(It is a bit of a pity that Robbins does not also provide any artwork.  He is one of those artists who when I was much younger I could not stand his work, considering it weird and rubbery.  But over time I’ve grown to greatly appreciate his immense talents.  Nowadays, when I come across a story he has illustrated, it is a real treat.)

I am not generally a fan of war comics, but I instantly became a fan of the Unknown Soldier.  I think a major reason for this is the fact that, at his core, the Unknown Soldier is really an anti-war figure.  His origin is the personification of the horror of war.  There is nothing glamorous about what he does.  Really, the Soldier’s whole reason for being is to bring an end to the conflict that destroyed his life.

I hope that one of these days DC releases a second Showcase Presents collection of the Unknown Soldier’s adventures.  The final half-dozen tales in the first volume are written by Michelinie, who really ramped up the dark moral ambiguity.  His first story, “8,000 to One,” very much drives home just what a grim, horrific role the Soldier has had to take on to carry out his mission.  And the superb artwork by Talaoc is a perfect fit for the tone of Michelinie’s writing.  I definitely want to read the rest of their work on the character.

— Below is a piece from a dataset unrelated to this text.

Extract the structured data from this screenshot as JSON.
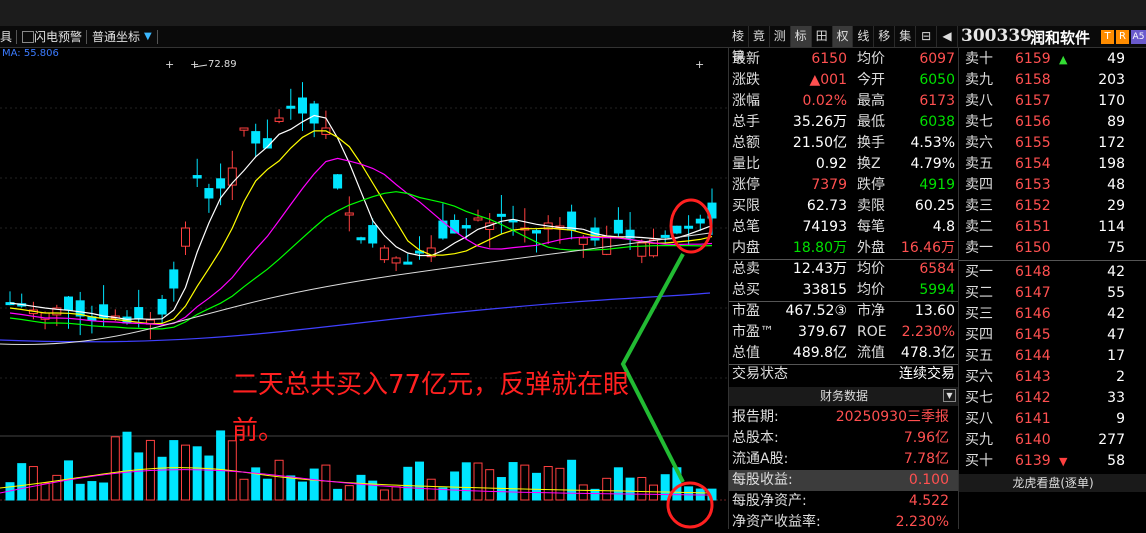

Before I close out this blog, I would be remiss if I did not mention a magazine that I regularly follow, Back Issue from TwoMorrows Publishing.  Superbly edited by Michael Eury, Back Issue has featured a diverse selection of articles on the comic books of the 1970s and 80s, and occasionally beyond.  The current issue spotlights the Avengers (just in time for the movie) and has some fascinating, informative interviews & commentary from Roger Stern, Steve Englehart, George Perez, Al Milgrom, Brett Breeding, and Mike Carlin, among many others.

Back Issue #56
Back Issue #56

The reason why I had to bring up Back Issue is that many of the articles that have appeared in it have led me to pick up trade paperbacks or, in the absence of collected editions, actual back issues themselves.  I’ve learned about a number of characters, series, and creators of whom I previously only had a passing knowledge.  The Unknown Soldier is one of those.  There was a pair of articles authored by Michael Aushenker in Back Issue #s 37 and 52, the first on the character of the Soldier, the second on artist Gerry Talaoc.  Thanks to these, I was sufficiently intrigued to pick up the Showcase Presents: The Unknown Soldier collection.  So, the magazine has definitely broadened my interests & horizons as a comic book reader.

BI #52, incidentally, covered DC Comics’ horror titles from the 1970s, and also got me to buy one of the Showcase Presents: The House of Mystery volumes. Going back to BI #25, Aushenker conducted an interview with Deathlok creator Rich Buckler which helped motivate me to purchase the Marvel Masterworks collection of that series.  Really, I think both DC and Marvel ought to be paying Eury and Aushenker a small commission for helping to drum up their sales!

Back Issue is definitely worth picking up.  It’s an entertaining, informative read, and you never know what else it might lead you to discover.

Anyway, next time I do one of these “comic books I’m reading” posts, I will definitely be talking about independent (i.e. non-DC and Marvel) titles.  I just need to really collect my thoughts together on what is going to be a very diverse selection of material.